Saturday, October 1, 2016

Howard Roberts - 1967 - Guilty!!

Howard Roberts 

01. Watch What Happens 1:59
02. Ode To Billie Joe 2:15
03. Triste 2:01
04. Can't Take My Eyes Off You 2:14
05. The Look Of Love 2:46
06. Yellow Days 2:17
07. Walk Tall (Baby, That's What I Need) 2:15
08. You And I 1:57
09. O Barquinho (Little Boat) 2:19
10. Wait Until Dark 2:46
11. Up, Up And Away 2:25

Howard Roberts - g
Dave Grusin - org
Chuck Berghofer - b
Al Hendrickson, Jack Marshall - g
John Guerin - dr
Paulo Fernando de Magalhaes, Larry Bunker - dr & perc
Claudio Miranda - perc & voc
Vic Feldman - el p & perc

The Sixties were perhaps the golden era for Hollywood studio musicians. In addition to the music produced for the television and film industry, the L.A. scene was burgeoning with popular musical groups. The record business was in the firm grip of a rock revolution inspired largely by the Beatles and scores of hopeful rock bands got record deals. It's even been rumored that many of the more traditional recording artists, who were rapidly becoming anachronisms, lost record contracts merely because of the vast amount of vinyl needed to accommodate the new era's rock acts. Because of this change a curious thing happened that created some strange bedfellows: a number of jazz artists began working as session players.
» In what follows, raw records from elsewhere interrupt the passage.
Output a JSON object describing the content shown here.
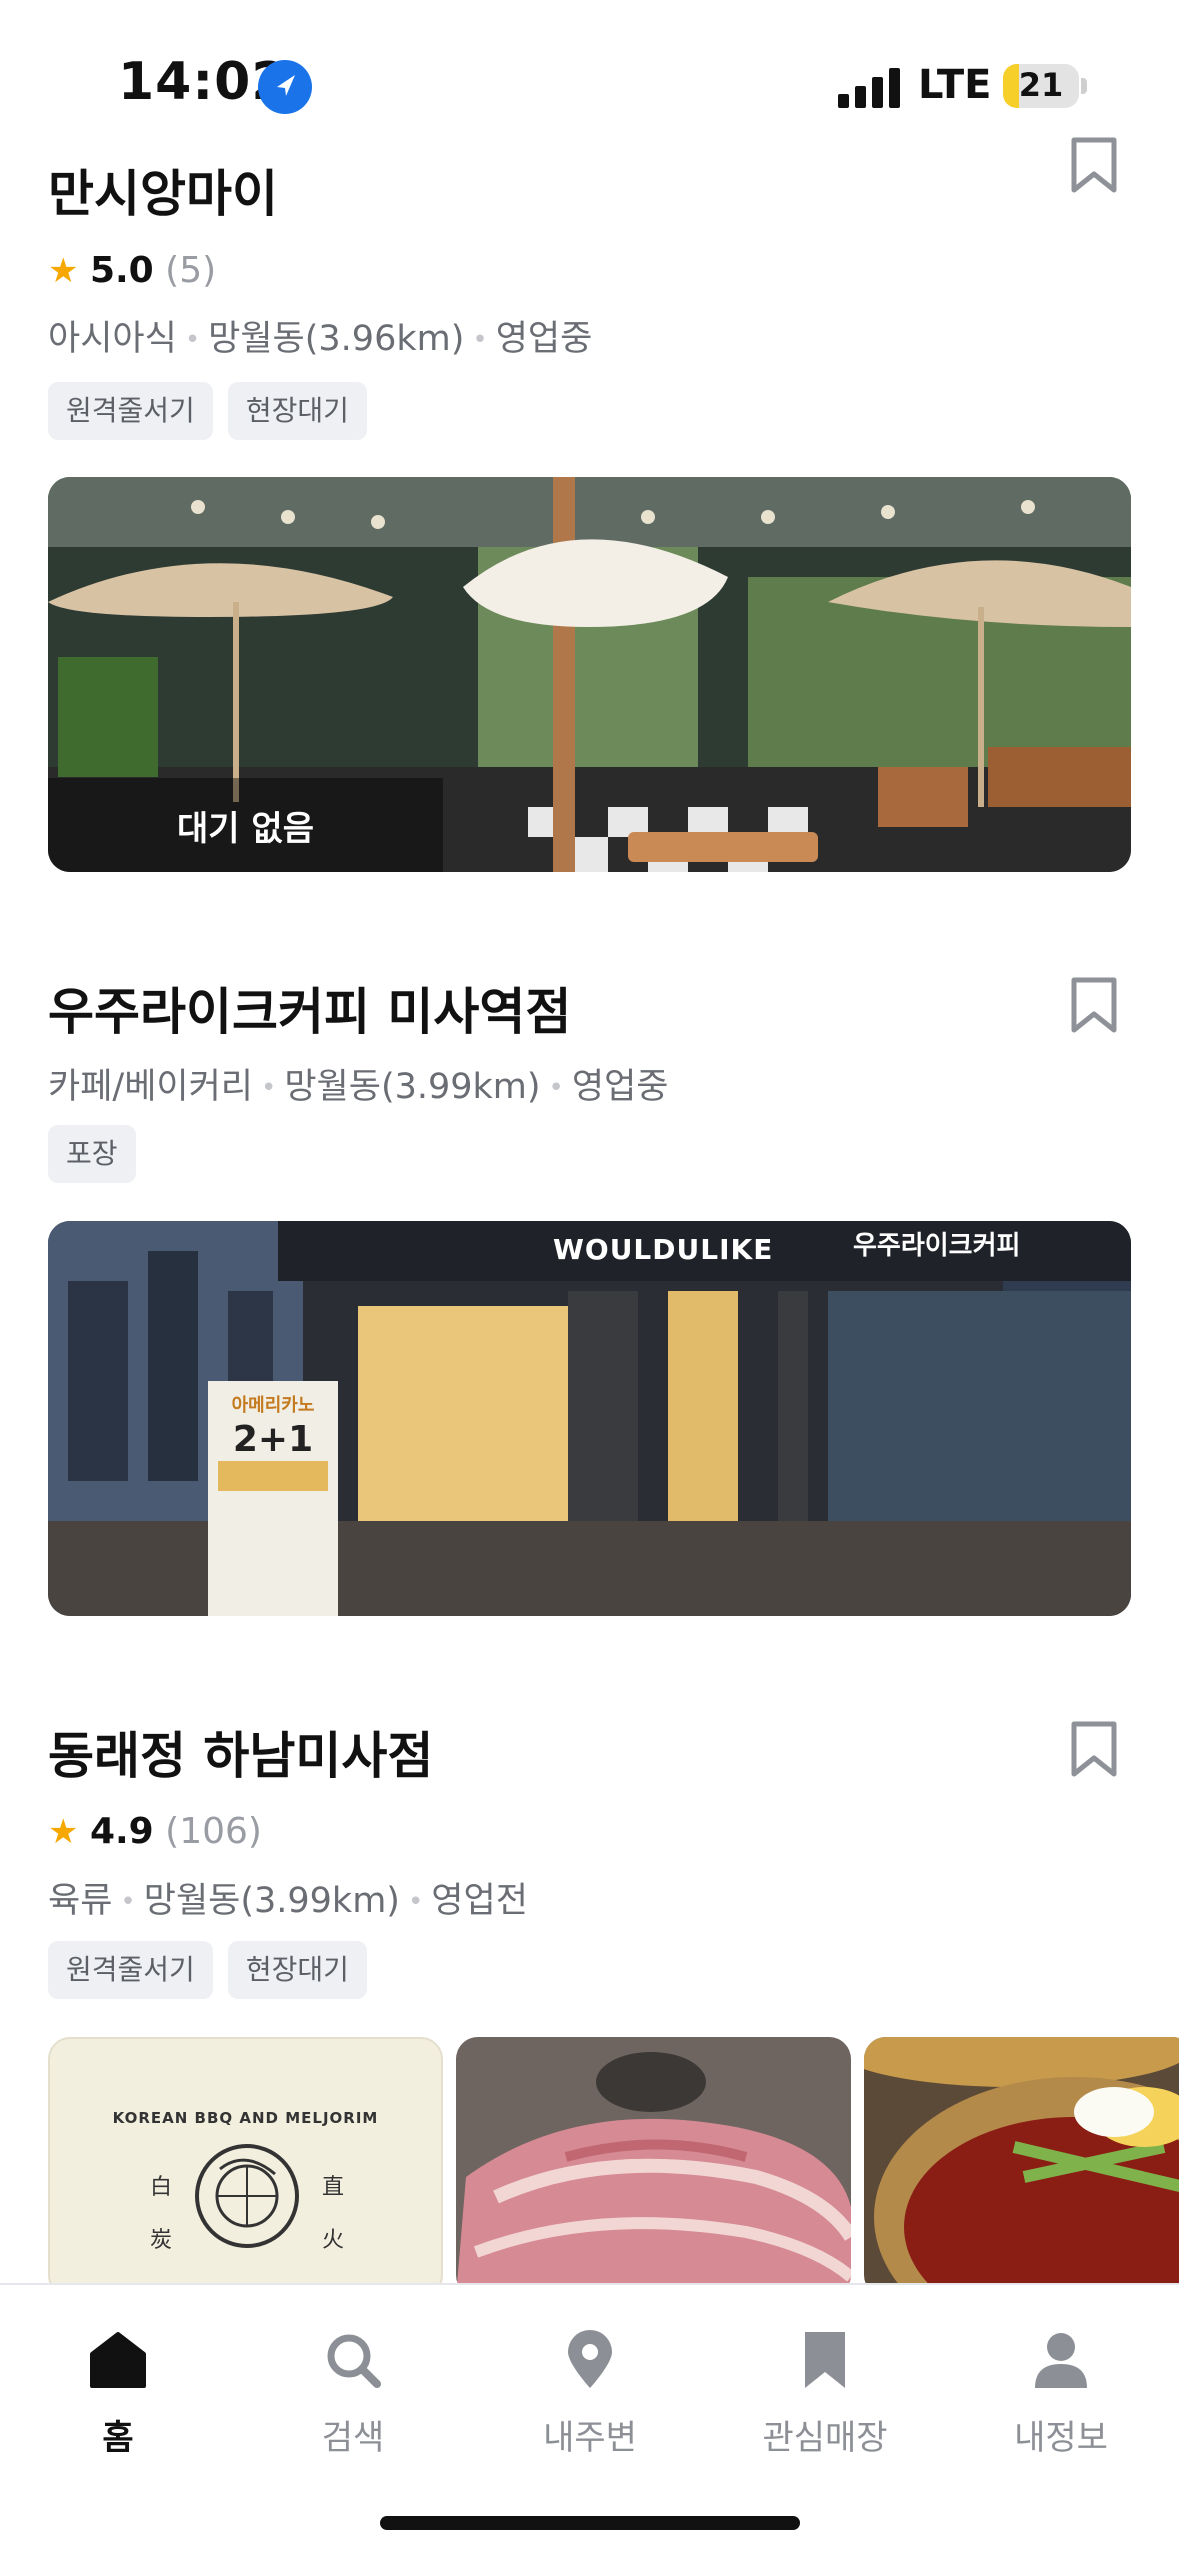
{
  "status_bar": {
    "time": "14:02",
    "network": "LTE",
    "battery": "21",
    "battery_level": 0.21
  },
  "stores": [
    {
      "name": "만시앙마이",
      "rating": "5.0",
      "review_count": "(5)",
      "category": "아시아식",
      "location": "망월동(3.96km)",
      "status": "영업중",
      "tags": [
        "원격줄서기",
        "현장대기"
      ],
      "wait_status": "대기 없음"
    },
    {
      "name": "우주라이크커피 미사역점",
      "category": "카페/베이커리",
      "location": "망월동(3.99km)",
      "status": "영업중",
      "tags": [
        "포장"
      ],
      "sign_text": "WOULDULIKE",
      "sign_text_korean": "우주라이크커피",
      "board_text": "아메리카노",
      "board_promo": "2+1"
    },
    {
      "name": "동래정 하남미사점",
      "rating": "4.9",
      "review_count": "(106)",
      "category": "육류",
      "location": "망월동(3.99km)",
      "status": "영업전",
      "tags": [
        "원격줄서기",
        "현장대기"
      ],
      "logo_text": "KOREAN BBQ AND MELJORIM",
      "logo_chars": [
        "白",
        "直",
        "炭",
        "火"
      ]
    }
  ],
  "bottom_nav": [
    {
      "label": "홈",
      "icon": "home-icon",
      "active": true
    },
    {
      "label": "검색",
      "icon": "search-icon",
      "active": false
    },
    {
      "label": "내주변",
      "icon": "location-pin-icon",
      "active": false
    },
    {
      "label": "관심매장",
      "icon": "bookmark-icon",
      "active": false
    },
    {
      "label": "내정보",
      "icon": "person-icon",
      "active": false
    }
  ],
  "colors": {
    "star": "#f7a800",
    "tag_bg": "#eef0f3",
    "accent": "#1a73e8"
  }
}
It's no secret that many of the popular rock groups of the time were ghosted on vinyl by studio musicians. Once again, it was a matter of economics. Most jazzers could read charts well, were by definition inventive, and could nail an arrangement quickly. Studio time was expensive and using experienced players was simply cost effective. Howard Roberts was one of those jazz artists who found an abundance of work in the studios. He began playing professionally at age 13 in Phoenix and was working with Art Farmer by age 16. He was 20 in 1950, when he arrived in Los Angeles and began playing jam sessions and after-hours clubs. Shortly after that he was gigging with the Bobby Troup Quartet where he developed a chordal style of playing that helped spark a trend in which small groups used the guitar in lieu of a piano. By the late Fifties, he was one of the most sought-after players in town. He was open-minded and imaginative and his influence on the music scene was profound. He lent his instantly recognizable, bluesy though sophisticated style to countless pop records and was averaging 3000 sides a year covering dates from Elvis to the Electric Prunes. A cover story in the guitarist's bible Guitar Player Magazine called him a renaissance man - a sideman, soloist, educator and innovator. Fortunately, in the Mid-Sixties Howard got the call to record as a leader. That wise move by Capitol Records yielded a series of marvelous albums with jazzy treatments of some the era's most popular tunes. What you're holding now are two of the best examples. Jaunty-Jolly ! and Guilty !! were recorded in 1967 with Howard fronting such other Hollywood heavies as keyboardists Dave Grusin and Victor Feldman, drummer Shelley Manne, bassist Chuck Bergofer and fellow guitar aces Al Hendrickson, Bill Pitman and Jack Marshall...
Jim Carlon